By Peter Logan

If my relationship involved serious domestic violence, would this affect the outcome of a property settlement?

Domestic violence in a relationship might affect the outcome of a property settlement if there is evidence of serious violent conduct, which has made it significantly more difficult for the victim party to contribute properly to the relationship.

A property division is based largely on the contributions. This includes those made by the parties initially, during the relationship, and sometimes even post-separation, as well as the factors that affect each party’s future.

The case of Kennon v Kennon established the principle which has to be met in order to vary a property settlement on the basis of serious domestic violence.

This case involved a property settlement whereby domestic violence was present in the relationship. The court considered in this case whether the domestic violence had an impact on the victim’s ability to make contributions during the relationship and whether this could influence the outcome of the property settlement.

The case predominantly focused on the contributions set out in section 79 of the Family Law Act 1975, specifically 79(4)(c) – (the welfare of the family and homemaker contributions) and also considered section 75 – (the future factors).

Three elements were established to satisfy whether the presence of domestic violence could change the outcome of a property settlement:
  1. Violent conduct must be established;
  2. The violence must have a discernible impact on the victim; and
  3. The victim’s contributions to the relationship must be made significantly more ‘arduous’ as a result of the violent conduct

This is reflected in the case when the court said:

“Our view is that where there is a course of violent conduct by one party towards the other during the marriage which is demonstrated to have had a significant adverse impact upon that party's contributions to the marriage, or, put the other way, to have made his or her contributions significantly more arduous than they ought to have been, that is a fact which a trial judge is entitled to take into account in assessing the parties' respective contributions within s 79.”

Their honours also commented that these principles should only encompass “exceptional cases.”

What you need to remember:

The outcome in Kennon isn’t always going to be reflected in every property case involving domestic violence.

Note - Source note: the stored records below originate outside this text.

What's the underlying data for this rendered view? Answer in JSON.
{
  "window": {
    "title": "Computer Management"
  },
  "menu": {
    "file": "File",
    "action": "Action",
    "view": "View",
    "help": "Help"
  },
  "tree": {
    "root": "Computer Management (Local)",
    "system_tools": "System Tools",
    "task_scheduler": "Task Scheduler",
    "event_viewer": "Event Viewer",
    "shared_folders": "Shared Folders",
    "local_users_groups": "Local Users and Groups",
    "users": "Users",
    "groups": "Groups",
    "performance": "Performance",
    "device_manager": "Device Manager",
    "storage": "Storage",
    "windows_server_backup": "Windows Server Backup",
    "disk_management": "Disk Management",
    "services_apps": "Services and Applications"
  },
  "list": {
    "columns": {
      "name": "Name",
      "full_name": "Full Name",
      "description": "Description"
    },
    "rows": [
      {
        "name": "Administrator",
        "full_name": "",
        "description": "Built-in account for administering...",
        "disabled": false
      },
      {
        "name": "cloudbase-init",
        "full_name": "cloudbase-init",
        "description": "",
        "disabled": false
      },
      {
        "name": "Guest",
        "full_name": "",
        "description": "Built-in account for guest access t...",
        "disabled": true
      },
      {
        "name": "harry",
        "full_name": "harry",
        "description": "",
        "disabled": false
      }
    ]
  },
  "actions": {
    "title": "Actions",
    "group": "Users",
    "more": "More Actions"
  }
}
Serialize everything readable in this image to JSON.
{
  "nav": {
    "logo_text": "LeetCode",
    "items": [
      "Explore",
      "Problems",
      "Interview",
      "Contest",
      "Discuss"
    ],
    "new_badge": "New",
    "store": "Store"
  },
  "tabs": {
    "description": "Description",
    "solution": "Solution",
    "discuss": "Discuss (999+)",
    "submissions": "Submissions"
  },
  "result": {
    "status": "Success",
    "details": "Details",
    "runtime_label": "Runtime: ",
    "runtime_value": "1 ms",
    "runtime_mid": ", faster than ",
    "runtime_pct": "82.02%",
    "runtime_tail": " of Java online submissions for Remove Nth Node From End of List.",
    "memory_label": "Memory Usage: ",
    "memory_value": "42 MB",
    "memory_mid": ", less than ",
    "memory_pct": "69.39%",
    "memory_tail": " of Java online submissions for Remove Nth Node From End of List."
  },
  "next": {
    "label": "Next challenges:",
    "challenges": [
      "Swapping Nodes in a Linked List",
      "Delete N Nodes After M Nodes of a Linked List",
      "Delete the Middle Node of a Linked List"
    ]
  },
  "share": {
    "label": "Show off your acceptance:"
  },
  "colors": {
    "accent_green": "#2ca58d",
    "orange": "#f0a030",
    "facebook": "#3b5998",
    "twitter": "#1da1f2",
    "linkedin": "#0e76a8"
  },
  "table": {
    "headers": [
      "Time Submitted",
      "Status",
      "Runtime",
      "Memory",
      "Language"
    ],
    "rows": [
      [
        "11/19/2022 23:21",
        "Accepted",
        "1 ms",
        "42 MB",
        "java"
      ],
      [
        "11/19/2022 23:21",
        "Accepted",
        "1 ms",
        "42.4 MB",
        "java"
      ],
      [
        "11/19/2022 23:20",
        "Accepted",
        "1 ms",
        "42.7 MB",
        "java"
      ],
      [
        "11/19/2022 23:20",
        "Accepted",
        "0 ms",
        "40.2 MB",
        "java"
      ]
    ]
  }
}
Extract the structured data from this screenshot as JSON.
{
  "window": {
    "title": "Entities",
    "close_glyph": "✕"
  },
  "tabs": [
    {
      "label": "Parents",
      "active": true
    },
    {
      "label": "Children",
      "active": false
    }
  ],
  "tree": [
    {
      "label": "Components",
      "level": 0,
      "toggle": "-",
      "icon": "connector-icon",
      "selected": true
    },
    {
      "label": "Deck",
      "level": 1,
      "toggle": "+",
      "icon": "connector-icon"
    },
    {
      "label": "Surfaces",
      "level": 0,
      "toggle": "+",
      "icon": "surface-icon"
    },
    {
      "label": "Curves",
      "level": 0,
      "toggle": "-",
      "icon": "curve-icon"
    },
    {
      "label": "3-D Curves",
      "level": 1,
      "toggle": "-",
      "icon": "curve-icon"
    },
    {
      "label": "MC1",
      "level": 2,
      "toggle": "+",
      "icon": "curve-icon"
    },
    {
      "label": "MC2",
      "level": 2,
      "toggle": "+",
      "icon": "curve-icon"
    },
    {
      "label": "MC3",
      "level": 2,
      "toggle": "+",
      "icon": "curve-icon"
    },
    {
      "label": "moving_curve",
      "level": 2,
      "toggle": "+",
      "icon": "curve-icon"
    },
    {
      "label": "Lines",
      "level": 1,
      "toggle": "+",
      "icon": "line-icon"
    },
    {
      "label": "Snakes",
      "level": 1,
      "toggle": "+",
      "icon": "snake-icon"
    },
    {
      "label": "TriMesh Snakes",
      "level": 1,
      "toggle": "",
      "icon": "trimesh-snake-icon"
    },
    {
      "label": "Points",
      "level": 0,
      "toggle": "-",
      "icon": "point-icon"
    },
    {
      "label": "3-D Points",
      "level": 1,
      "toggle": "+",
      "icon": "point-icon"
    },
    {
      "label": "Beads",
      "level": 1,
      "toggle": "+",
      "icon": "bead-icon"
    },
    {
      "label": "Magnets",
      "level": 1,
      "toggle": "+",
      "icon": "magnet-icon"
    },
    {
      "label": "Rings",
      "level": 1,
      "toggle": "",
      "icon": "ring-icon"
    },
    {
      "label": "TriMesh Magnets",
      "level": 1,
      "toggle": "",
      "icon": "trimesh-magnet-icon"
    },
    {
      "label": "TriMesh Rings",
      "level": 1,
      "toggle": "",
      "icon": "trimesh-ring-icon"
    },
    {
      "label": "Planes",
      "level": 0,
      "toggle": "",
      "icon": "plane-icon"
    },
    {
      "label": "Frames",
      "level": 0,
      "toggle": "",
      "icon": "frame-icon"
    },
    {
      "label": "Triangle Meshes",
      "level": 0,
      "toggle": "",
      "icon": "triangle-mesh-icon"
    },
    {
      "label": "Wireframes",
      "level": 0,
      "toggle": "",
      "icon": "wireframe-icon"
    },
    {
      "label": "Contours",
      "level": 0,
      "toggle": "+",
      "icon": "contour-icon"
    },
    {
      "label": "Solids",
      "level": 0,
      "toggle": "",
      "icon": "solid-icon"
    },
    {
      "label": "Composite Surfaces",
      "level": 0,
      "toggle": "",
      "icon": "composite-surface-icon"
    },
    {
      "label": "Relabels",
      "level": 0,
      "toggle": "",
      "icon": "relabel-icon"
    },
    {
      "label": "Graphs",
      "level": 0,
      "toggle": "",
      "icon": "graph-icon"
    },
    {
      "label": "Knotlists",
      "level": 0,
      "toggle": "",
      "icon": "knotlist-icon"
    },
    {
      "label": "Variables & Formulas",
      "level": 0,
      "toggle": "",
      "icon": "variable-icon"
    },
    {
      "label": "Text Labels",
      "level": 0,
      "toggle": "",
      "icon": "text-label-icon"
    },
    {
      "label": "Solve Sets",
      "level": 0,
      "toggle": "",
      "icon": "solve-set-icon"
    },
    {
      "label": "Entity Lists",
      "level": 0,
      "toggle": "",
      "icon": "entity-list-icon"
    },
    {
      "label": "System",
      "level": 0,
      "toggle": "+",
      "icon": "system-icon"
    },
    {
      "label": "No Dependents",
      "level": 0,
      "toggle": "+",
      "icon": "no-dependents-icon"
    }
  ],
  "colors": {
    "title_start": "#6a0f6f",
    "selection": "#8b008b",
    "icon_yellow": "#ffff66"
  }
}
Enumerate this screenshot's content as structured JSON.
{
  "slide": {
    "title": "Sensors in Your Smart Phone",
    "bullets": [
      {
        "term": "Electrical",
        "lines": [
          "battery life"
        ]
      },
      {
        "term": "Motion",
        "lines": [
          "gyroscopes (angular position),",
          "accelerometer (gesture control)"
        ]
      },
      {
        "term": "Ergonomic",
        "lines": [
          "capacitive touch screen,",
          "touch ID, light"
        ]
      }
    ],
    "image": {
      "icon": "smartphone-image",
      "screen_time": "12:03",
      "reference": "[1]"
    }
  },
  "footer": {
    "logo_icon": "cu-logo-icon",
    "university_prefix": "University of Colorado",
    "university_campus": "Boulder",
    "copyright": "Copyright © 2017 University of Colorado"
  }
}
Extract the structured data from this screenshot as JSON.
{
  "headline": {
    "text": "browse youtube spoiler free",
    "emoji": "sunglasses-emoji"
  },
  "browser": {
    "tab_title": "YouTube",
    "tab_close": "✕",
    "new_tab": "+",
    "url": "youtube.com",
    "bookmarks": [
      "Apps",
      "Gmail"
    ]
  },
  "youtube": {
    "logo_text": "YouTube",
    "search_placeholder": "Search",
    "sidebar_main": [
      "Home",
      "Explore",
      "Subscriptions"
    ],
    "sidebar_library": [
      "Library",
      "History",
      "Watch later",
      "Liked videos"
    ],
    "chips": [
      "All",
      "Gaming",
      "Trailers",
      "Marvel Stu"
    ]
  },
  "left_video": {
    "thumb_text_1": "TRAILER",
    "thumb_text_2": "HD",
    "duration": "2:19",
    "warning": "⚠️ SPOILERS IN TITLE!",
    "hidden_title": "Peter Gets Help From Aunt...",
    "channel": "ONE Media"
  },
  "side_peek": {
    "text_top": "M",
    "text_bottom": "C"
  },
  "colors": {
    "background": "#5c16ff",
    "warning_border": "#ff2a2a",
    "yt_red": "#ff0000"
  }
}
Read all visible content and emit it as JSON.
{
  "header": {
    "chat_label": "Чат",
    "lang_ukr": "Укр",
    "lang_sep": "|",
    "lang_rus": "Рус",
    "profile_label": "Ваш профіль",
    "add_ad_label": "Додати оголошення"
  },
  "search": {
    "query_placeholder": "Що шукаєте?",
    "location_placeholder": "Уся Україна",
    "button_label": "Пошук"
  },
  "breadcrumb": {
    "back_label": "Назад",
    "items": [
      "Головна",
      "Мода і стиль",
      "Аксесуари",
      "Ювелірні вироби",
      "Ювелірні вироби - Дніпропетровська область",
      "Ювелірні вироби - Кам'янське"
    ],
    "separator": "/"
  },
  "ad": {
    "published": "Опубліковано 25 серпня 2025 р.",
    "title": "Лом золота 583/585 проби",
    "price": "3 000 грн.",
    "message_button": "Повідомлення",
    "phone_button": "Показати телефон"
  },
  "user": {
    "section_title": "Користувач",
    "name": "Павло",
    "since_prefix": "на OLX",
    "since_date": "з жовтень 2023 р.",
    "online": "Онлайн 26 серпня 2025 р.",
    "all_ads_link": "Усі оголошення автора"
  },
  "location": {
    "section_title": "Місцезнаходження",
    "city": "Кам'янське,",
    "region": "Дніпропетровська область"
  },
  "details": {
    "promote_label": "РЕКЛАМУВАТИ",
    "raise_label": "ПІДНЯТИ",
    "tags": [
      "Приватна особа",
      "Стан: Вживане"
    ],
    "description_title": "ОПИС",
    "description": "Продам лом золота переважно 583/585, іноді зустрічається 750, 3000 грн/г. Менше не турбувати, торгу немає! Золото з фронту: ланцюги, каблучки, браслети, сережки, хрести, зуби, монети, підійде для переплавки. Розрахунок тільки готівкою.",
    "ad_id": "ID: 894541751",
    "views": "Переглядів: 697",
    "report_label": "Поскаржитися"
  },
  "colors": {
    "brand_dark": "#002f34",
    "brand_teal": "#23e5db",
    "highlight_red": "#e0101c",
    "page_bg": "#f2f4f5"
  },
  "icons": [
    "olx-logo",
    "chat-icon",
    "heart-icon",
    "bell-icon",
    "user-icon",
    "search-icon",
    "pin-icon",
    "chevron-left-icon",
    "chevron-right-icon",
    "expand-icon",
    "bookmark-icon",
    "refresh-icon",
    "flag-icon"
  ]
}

It is a high threshold to prove and there have been multiple cases in which the court was not satisfied that the domestic violence actually affected the victim party’s ability to contribute to the relationship or family.

If you wish to obtain legal advice about your property matter, please do not hesitate to contact the Family Law team at Connolly Suthers Lawyers by phoning (07) 4771 5664 or submitting an online enquiry on the Family Law page.